The political turmoil we are going through right now has certainly vaulted the very idea of “The Truth” to center stage. On the surface, the whole idea of True/False would seem to be an instance of black and white rather than a thousand shades of grey with an occasional bit of color thrown in for variety. Other than the certainty of “Death and Taxes”, some people seem to feel the black and white variety of “Truth” is impossible to find in our complicated and complex world.
“Trust but Verify” is a phrase often attributed to Ronald Reagan, but it was actually an old Russian proverb that was taught to Reagan by one of his advisors on Russian affairs: Suzanne Massie, who was preparing the President for a meeting with Gorbachev.
I am of the opinion that “climate change” is something that mankind’s use of fossil fuels has ushered in at a much faster rate than otherwise: and I feel it has the potential to have an effect on the planet that at the very least will end in suffering for a great number of humans . But I’d be lying to you if I said that I actually understood the science behind that belief well enough to verify that on my own. I happen to feel that it’s a much safer bet to trust climate scientists than climate-ignorant politicians, oil company executives and talk show hosts: but I have to admit my opinion is based on “trust”, not “fact”. The fact that the entire planet (save for the US) seems to agree with me also provides a sense of comfort that I’m not on the wrong side. A little short of “verification”, I know, but sometimes a little faith isn’t a bad thing.
I’m always amazed at the usual responses to accusations of dishonesty by a political figure, which are “Well, what about: _______?”, or “They All Do It!” or, occasionally “How can you know who to trust?”

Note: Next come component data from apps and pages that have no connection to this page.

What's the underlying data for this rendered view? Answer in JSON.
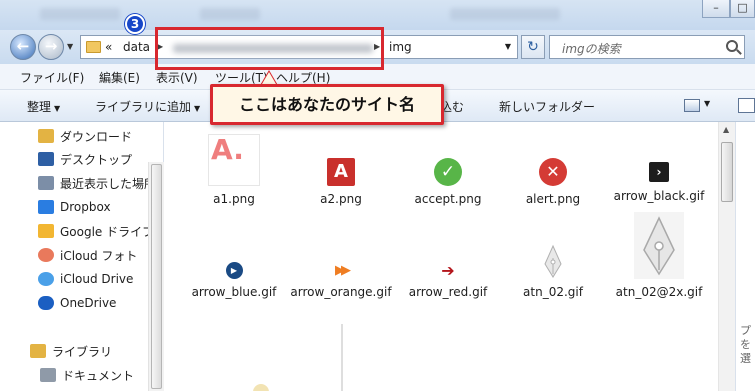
{
  "addressbar": {
    "history_arrow": "«",
    "crumb1": "data",
    "crumb3": "img",
    "search_placeholder": "imgの検索"
  },
  "menu": [
    "ファイル(F)",
    "編集(E)",
    "表示(V)",
    "ツール(T)",
    "ヘルプ(H)"
  ],
  "toolbar": {
    "organize": "整理",
    "add_to_library": "ライブラリに追加",
    "partial_item": "込む",
    "new_folder": "新しいフォルダー"
  },
  "nav": {
    "favorites": [
      {
        "label": "ダウンロード",
        "icon": "download-folder-icon",
        "color": "#e3b343"
      },
      {
        "label": "デスクトップ",
        "icon": "desktop-icon",
        "color": "#2e5fa4"
      },
      {
        "label": "最近表示した場所",
        "icon": "recent-places-icon",
        "color": "#7c8ea7"
      },
      {
        "label": "Dropbox",
        "icon": "dropbox-icon",
        "color": "#2a7de1"
      },
      {
        "label": "Google ドライブ",
        "icon": "google-drive-icon",
        "color": "#f2b632"
      },
      {
        "label": "iCloud フォト",
        "icon": "icloud-photos-icon",
        "color": "#e9795c"
      },
      {
        "label": "iCloud Drive",
        "icon": "icloud-drive-icon",
        "color": "#4aa0e8"
      },
      {
        "label": "OneDrive",
        "icon": "onedrive-icon",
        "color": "#1b5fc2"
      }
    ],
    "libraries": [
      {
        "label": "ライブラリ",
        "icon": "libraries-icon",
        "color": "#e3b343"
      },
      {
        "label": "ドキュメント",
        "icon": "documents-icon",
        "color": "#8f9aa8"
      }
    ]
  },
  "files": [
    {
      "name": "a1.png",
      "icon": "letter-a-pink-icon"
    },
    {
      "name": "a2.png",
      "icon": "letter-a-red-icon"
    },
    {
      "name": "accept.png",
      "icon": "green-check-icon"
    },
    {
      "name": "alert.png",
      "icon": "red-x-icon"
    },
    {
      "name": "arrow_black.gif",
      "icon": "black-arrow-icon"
    },
    {
      "name": "arrow_blue.gif",
      "icon": "blue-play-icon"
    },
    {
      "name": "arrow_orange.gif",
      "icon": "orange-double-arrow-icon"
    },
    {
      "name": "arrow_red.gif",
      "icon": "red-arrow-icon"
    },
    {
      "name": "atn_02.gif",
      "icon": "pen-nib-small-icon"
    },
    {
      "name": "atn_02@2x.gif",
      "icon": "pen-nib-large-icon"
    }
  ],
  "preview_text": "プ\nを\n選",
  "annotation": {
    "step_number": "3",
    "callout_text": "ここはあなたのサイト名"
  },
  "colors": {
    "highlight_red": "#d8282f",
    "callout_bg": "#fff7e6",
    "badge_blue": "#1747c8"
  }
}
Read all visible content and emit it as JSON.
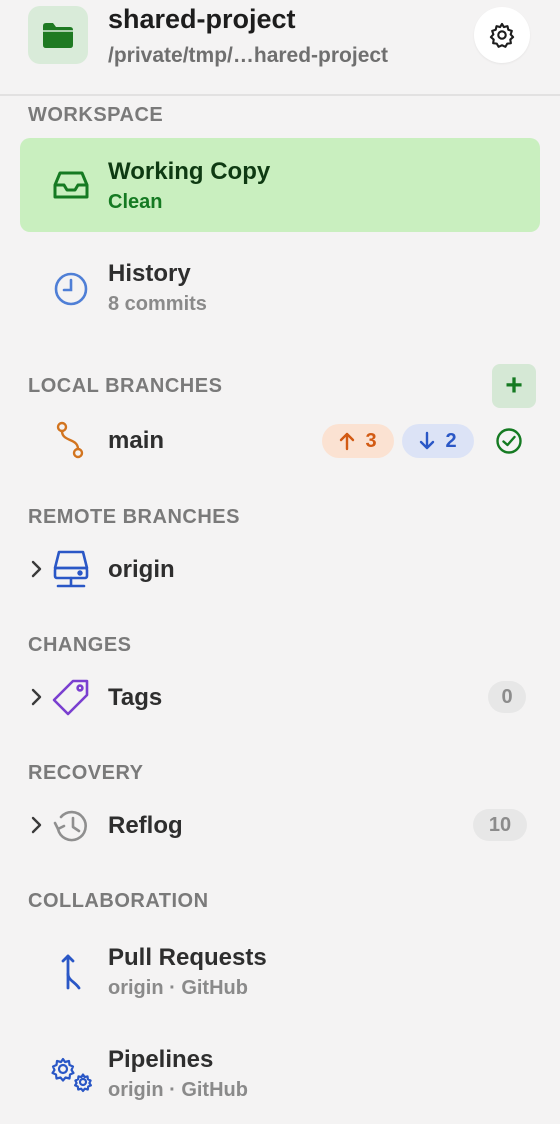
{
  "header": {
    "title": "shared-project",
    "path": "/private/tmp/…hared-project",
    "folder_icon": "folder-icon",
    "settings_icon": "gear-icon"
  },
  "sections": {
    "workspace": "WORKSPACE",
    "local_branches": "LOCAL BRANCHES",
    "remote_branches": "REMOTE BRANCHES",
    "changes": "CHANGES",
    "recovery": "RECOVERY",
    "collaboration": "COLLABORATION"
  },
  "workspace": {
    "working_copy": {
      "title": "Working Copy",
      "status": "Clean"
    },
    "history": {
      "title": "History",
      "count": "8 commits"
    }
  },
  "local_branches": {
    "add_label": "+",
    "main": {
      "name": "main",
      "ahead": "3",
      "behind": "2"
    }
  },
  "remote_branches": {
    "origin": "origin"
  },
  "changes": {
    "tags": {
      "label": "Tags",
      "count": "0"
    }
  },
  "recovery": {
    "reflog": {
      "label": "Reflog",
      "count": "10"
    }
  },
  "collaboration": {
    "pull_requests": {
      "title": "Pull Requests",
      "sub": "origin · GitHub"
    },
    "pipelines": {
      "title": "Pipelines",
      "sub": "origin · GitHub"
    }
  },
  "colors": {
    "selected_bg": "#c9efbf",
    "accent_green": "#157a22",
    "ahead_orange": "#d25a13",
    "behind_blue": "#2a57c6",
    "tag_purple": "#7a3fd0"
  }
}
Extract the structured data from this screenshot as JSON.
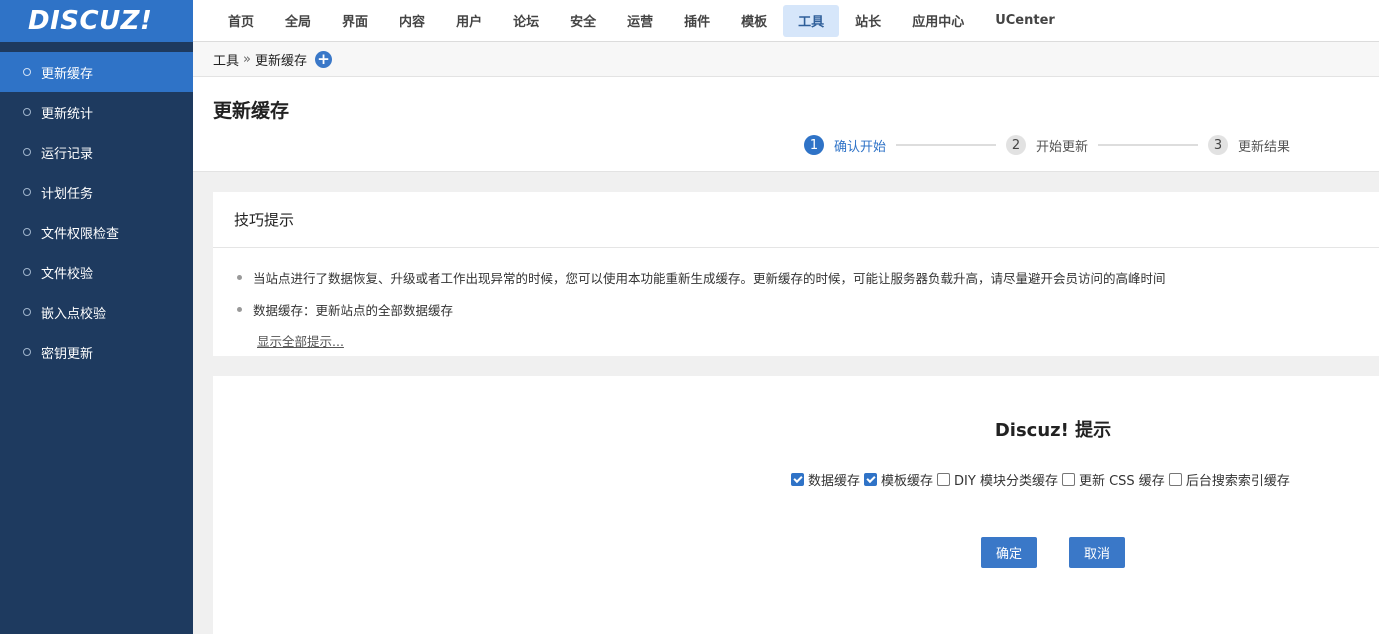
{
  "logo": "DISCUZ!",
  "sidebar": {
    "items": [
      {
        "label": "更新缓存"
      },
      {
        "label": "更新统计"
      },
      {
        "label": "运行记录"
      },
      {
        "label": "计划任务"
      },
      {
        "label": "文件权限检查"
      },
      {
        "label": "文件校验"
      },
      {
        "label": "嵌入点校验"
      },
      {
        "label": "密钥更新"
      }
    ]
  },
  "nav": {
    "items": [
      {
        "label": "首页"
      },
      {
        "label": "全局"
      },
      {
        "label": "界面"
      },
      {
        "label": "内容"
      },
      {
        "label": "用户"
      },
      {
        "label": "论坛"
      },
      {
        "label": "安全"
      },
      {
        "label": "运营"
      },
      {
        "label": "插件"
      },
      {
        "label": "模板"
      },
      {
        "label": "工具"
      },
      {
        "label": "站长"
      },
      {
        "label": "应用中心"
      },
      {
        "label": "UCenter"
      }
    ]
  },
  "breadcrumb": {
    "root": "工具",
    "sep": "»",
    "current": "更新缓存",
    "add_icon": "+"
  },
  "page": {
    "title": "更新缓存"
  },
  "steps": [
    {
      "num": "1",
      "label": "确认开始"
    },
    {
      "num": "2",
      "label": "开始更新"
    },
    {
      "num": "3",
      "label": "更新结果"
    }
  ],
  "tips": {
    "title": "技巧提示",
    "items": [
      "当站点进行了数据恢复、升级或者工作出现异常的时候，您可以使用本功能重新生成缓存。更新缓存的时候，可能让服务器负载升高，请尽量避开会员访问的高峰时间",
      "数据缓存：更新站点的全部数据缓存"
    ],
    "more": "显示全部提示..."
  },
  "panel": {
    "title": "Discuz! 提示",
    "options": [
      {
        "label": "数据缓存",
        "checked": true
      },
      {
        "label": "模板缓存",
        "checked": true
      },
      {
        "label": "DIY 模块分类缓存",
        "checked": false
      },
      {
        "label": "更新 CSS 缓存",
        "checked": false
      },
      {
        "label": "后台搜索索引缓存",
        "checked": false
      }
    ],
    "ok": "确定",
    "cancel": "取消"
  },
  "colors": {
    "accent": "#2f73c7",
    "sidebar": "#1e3a5f"
  }
}
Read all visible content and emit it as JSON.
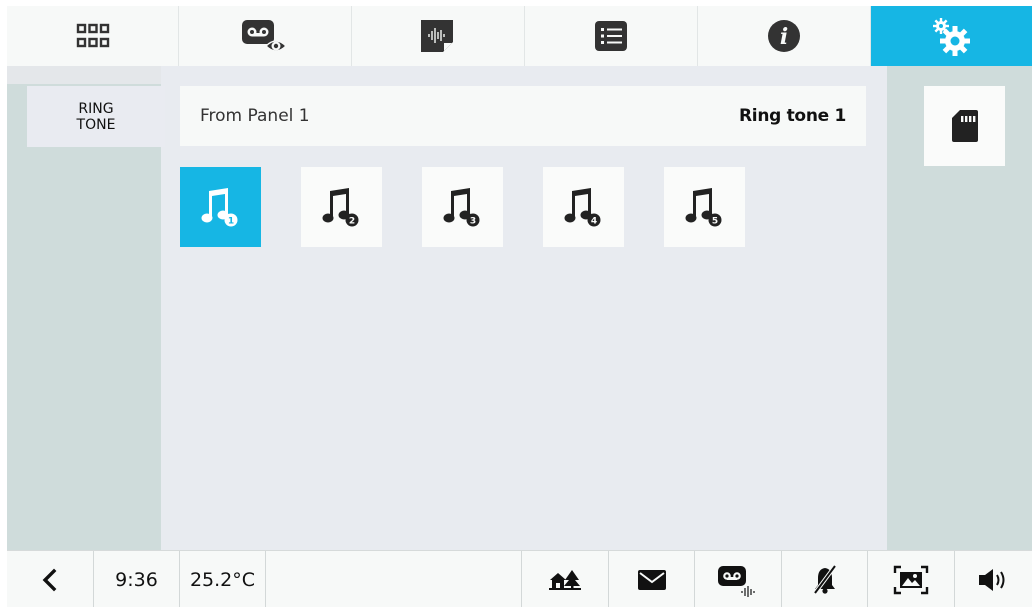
{
  "colors": {
    "accent": "#16b6e4",
    "panel": "#cfdcdb",
    "main": "#e8ebf0",
    "tile": "#fafbfa"
  },
  "top_nav": {
    "tabs": [
      {
        "icon": "grid-icon",
        "active": false
      },
      {
        "icon": "video-memo-view-icon",
        "active": false
      },
      {
        "icon": "voice-memo-icon",
        "active": false
      },
      {
        "icon": "list-icon",
        "active": false
      },
      {
        "icon": "info-icon",
        "active": false
      },
      {
        "icon": "settings-gears-icon",
        "active": true
      }
    ]
  },
  "settings": {
    "section_label": "RING\nTONE",
    "source": "From Panel 1",
    "selected_tone": "Ring tone 1",
    "tone_options": [
      {
        "icon": "music-note-icon",
        "number": "1",
        "selected": true
      },
      {
        "icon": "music-note-icon",
        "number": "2",
        "selected": false
      },
      {
        "icon": "music-note-icon",
        "number": "3",
        "selected": false
      },
      {
        "icon": "music-note-icon",
        "number": "4",
        "selected": false
      },
      {
        "icon": "music-note-icon",
        "number": "5",
        "selected": false
      }
    ],
    "sd_card_icon": "sd-card-icon"
  },
  "bottom_bar": {
    "back_icon": "back-chevron-icon",
    "time": "9:36",
    "temperature": "25.2°C",
    "status_icons": [
      "home-tree-icon",
      "envelope-icon",
      "voicemail-icon",
      "bell-muted-icon",
      "picture-frame-icon",
      "speaker-volume-icon"
    ]
  }
}
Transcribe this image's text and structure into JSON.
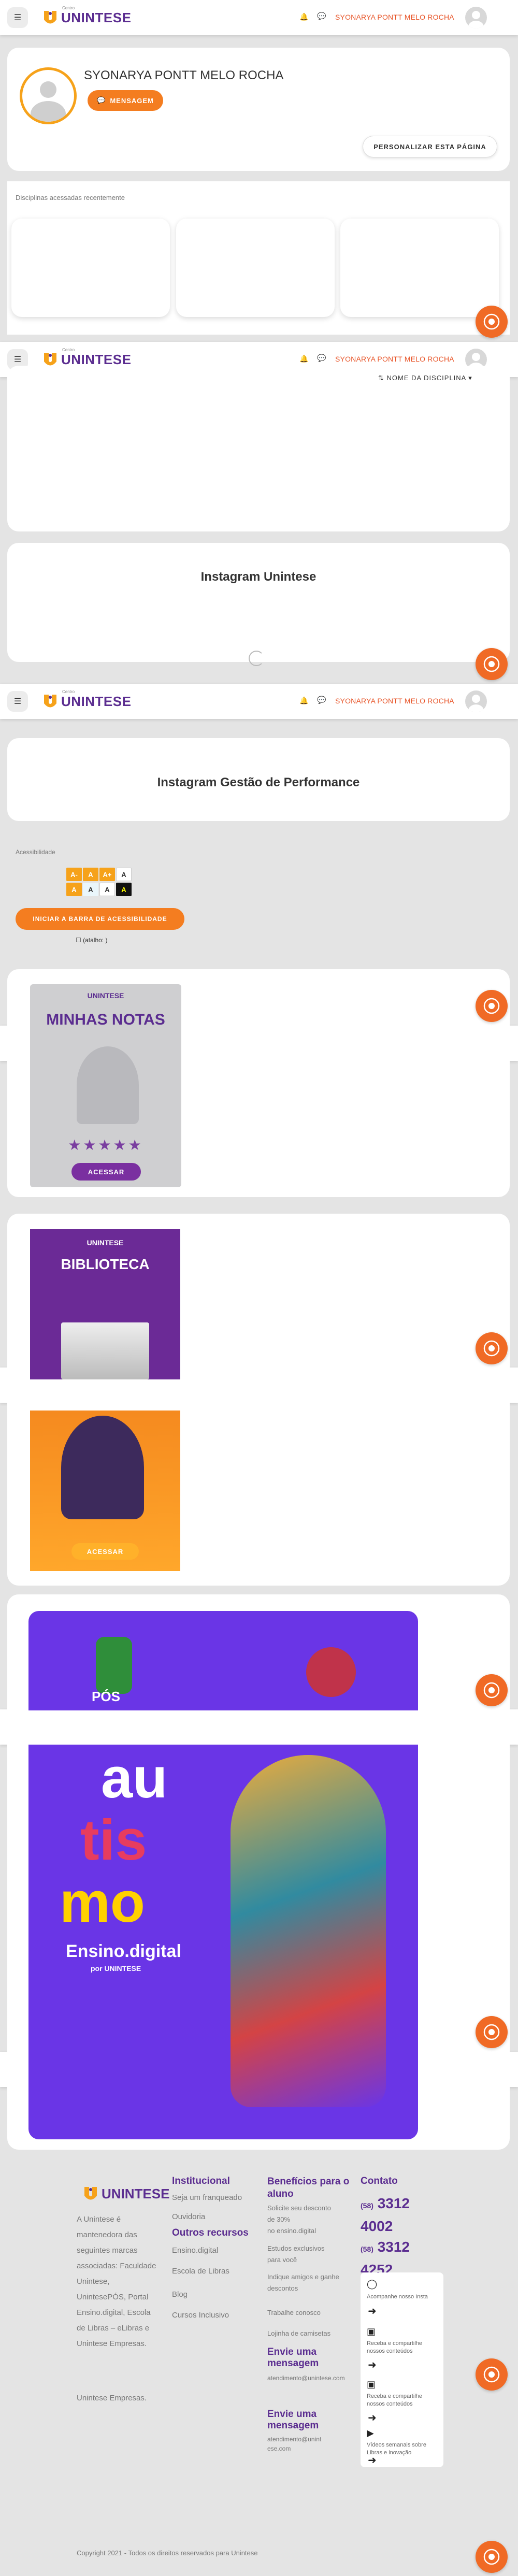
{
  "colors": {
    "brand_purple": "#5b2d90",
    "accent_orange": "#f47d20",
    "fab_orange": "#f06a25"
  },
  "navbar": {
    "menu_icon": "hamburger-icon",
    "logo_text": "UNINTESE",
    "logo_small": "Centro",
    "bell_icon": "bell-icon",
    "chat_icon": "chat-icon",
    "user_name": "SYONARYA PONTT MELO ROCHA"
  },
  "profile": {
    "name": "SYONARYA PONTT MELO ROCHA",
    "message_button": "MENSAGEM",
    "customize_button": "PERSONALIZAR ESTA PÁGINA"
  },
  "recent_courses": {
    "label": "Disciplinas acessadas recentemente"
  },
  "course_sort": {
    "label": "NOME DA DISCIPLINA"
  },
  "instagram": {
    "title_1": "Instagram Unintese",
    "title_2": "Instagram Gestão de Performance"
  },
  "accessibility": {
    "label": "Acessibilidade",
    "buttons": [
      "A-",
      "A",
      "A+",
      "A",
      "A",
      "A"
    ],
    "start_button": "INICIAR A BARRA DE ACESSIBILIDADE",
    "checkbox_label": "(atalho: )"
  },
  "banners": {
    "notas_brand": "UNINTESE",
    "notas_title": "MINHAS NOTAS",
    "notas_button": "ACESSAR",
    "biblioteca_brand": "UNINTESE",
    "biblioteca_title": "BIBLIOTECA",
    "enem_button": "ACESSAR",
    "pos_text": "PÓS",
    "autismo_words": [
      "au",
      "tis",
      "mo"
    ],
    "ensino_digital": "Ensino.digital",
    "ensino_brand": "por UNINTESE"
  },
  "footer": {
    "logo_text": "UNINTESE",
    "about": [
      "A Unintese é",
      "mantenedora das",
      "seguintes marcas",
      "associadas: Faculdade",
      "Unintese,",
      "UnintesePÓS, Portal",
      "Ensino.digital, Escola",
      "de Libras – eLibras e",
      "Unintese Empresas."
    ],
    "about_extra": "Unintese Empresas.",
    "institucional_title": "Institucional",
    "institucional_items": [
      "Seja um franqueado",
      "Ouvidoria"
    ],
    "outros_title": "Outros recursos",
    "outros_items": [
      "Ensino.digital",
      "Escola de Libras",
      "Blog",
      "Cursos Inclusivo"
    ],
    "beneficios_title": "Benefícios para o aluno",
    "beneficios_items": [
      "Solicite seu desconto",
      "de 30%",
      "no ensino.digital",
      "Estudos exclusivos",
      "para você",
      "Indique amigos e ganhe",
      "descontos",
      "Trabalhe conosco",
      "Lojinha de camisetas"
    ],
    "envie_title": "Envie uma mensagem",
    "envie_email": "atendimento@unintese.com",
    "envie_title_2": "Envie uma mensagem",
    "envie_email_2": "atendimento@unintese.com",
    "contato_title": "Contato",
    "phone_1_ddd": "(58)",
    "phone_1": "3312",
    "phone_1b": "4002",
    "phone_2_ddd": "(58)",
    "phone_2": "3312",
    "phone_2b": "4252",
    "social": [
      {
        "icon": "instagram-icon",
        "text": "Acompanhe nosso Insta"
      },
      {
        "icon": "facebook-icon",
        "text": "Receba e compartilhe nossos conteúdos"
      },
      {
        "icon": "facebook-icon",
        "text": "Receba e compartilhe nossos conteúdos"
      },
      {
        "icon": "youtube-icon",
        "text": "Vídeos semanais sobre Libras e inovação"
      }
    ],
    "copyright": "Copyright 2021 - Todos os direitos reservados para Unintese"
  }
}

This is scary. If being able to ascertain the truth is now beyond the ability of the average voter, then democracy is doomed. If we expect politicians to lie, cheat and deceive us and fail to bring them to account whenever they do just that: it surely must lead to the conclusion that it doesn’t matter to us.
The principle of “Truth” is an important one in our government, our entire justice system is based on it’s existence, the concept of “freedom of the press” is predicated on the existence of truth and faith in the concept that we can recognize it when we see it. The idea that what goes on in Congress is part of the public record is to insure thorough debate on the theory that deceit and lies grow where the light of truth never shines.
How many of you watched Ken Burns’ Veitnam War on PBS? It’s obvious that we had been lied to many times over by both our government and military concerning the necessity of our involvement over there, and they didn’t even mention our involvement (meddling) in Vietnamese elections.
Or maybe we can look toward the second Gulf War that was “sold” to us on the basis of the existence of weapons that were never found. And how quickly the “media” jumped on board.
One can think of many other examples, but these are just a couple that stick out to me, off the top of my head. This certainly isn’t a problem that’s exclusive to one end of the political spectrum and the argument that “Both sides do it.” certainly isn’t a valid excuse for this sort of behavior. You are indeed on a slippery slope anytime you adopt the concept: “I need to lie, because the other side surely will be.” This is something I see all too often in the media that pervades Facebook. Usually it’s in the form of half-truths, where they don’t quite tell you the entire story. I think the rationale is “We’re doing this for their own good.” All this manages is to do is erode trust in our institutions.
I think it would be an amazing coincidence to not connect our current political climate and level of polarization from the changes in how people inform themselves concerning the world that exists beyond the range of our senses. When people get their news primarily through “social media”, and then mainly from perusing the headlines we end up with a very limited view of what is actually going on. Belief in any sort of “objective truth” plummets. For example, I get fed up with sensationalist and misleading headlines about Donald Trump as I think they make it harder to determine the truth.
A difficult situation to solve, but we have not made the transition to the 24/7 cable news cycle and the emergence of the internet without erosion of faith in our information system. We adopt a posture of ignoring this or pretending this is not the case at our peril, which I don’t happen to think is too strong a word. The “information age” has a dark side to it. As has every technological revolution the planet has witnessed. You can’t divorce the industrial revolution from industrial warfare and the 123 million people who died due to war in the 2oth Century. You also can look to the relative peace we’ve enjoyed in the years since 1945 and not think we’ve learned at least something—for now. We’ve also taken a few halting steps at rectification of the environmental damage that we caused by that same industrial revolution—for now.
Another thing I do know for certain is that society is only going to get more complex. All sorts of new issues are going to present themselves with increasing frequency. (How the US will manage to continue to use about 1/4 of the non-renewable energy resources of the planet with only 5% of it’s population is only but one.) Somewhere around 50% of the planet is now “online” in some fashion or another and I honestly hope we learn lessons on how to deal with the inevitable fallout from this “revolution” before it impacts the “other half”.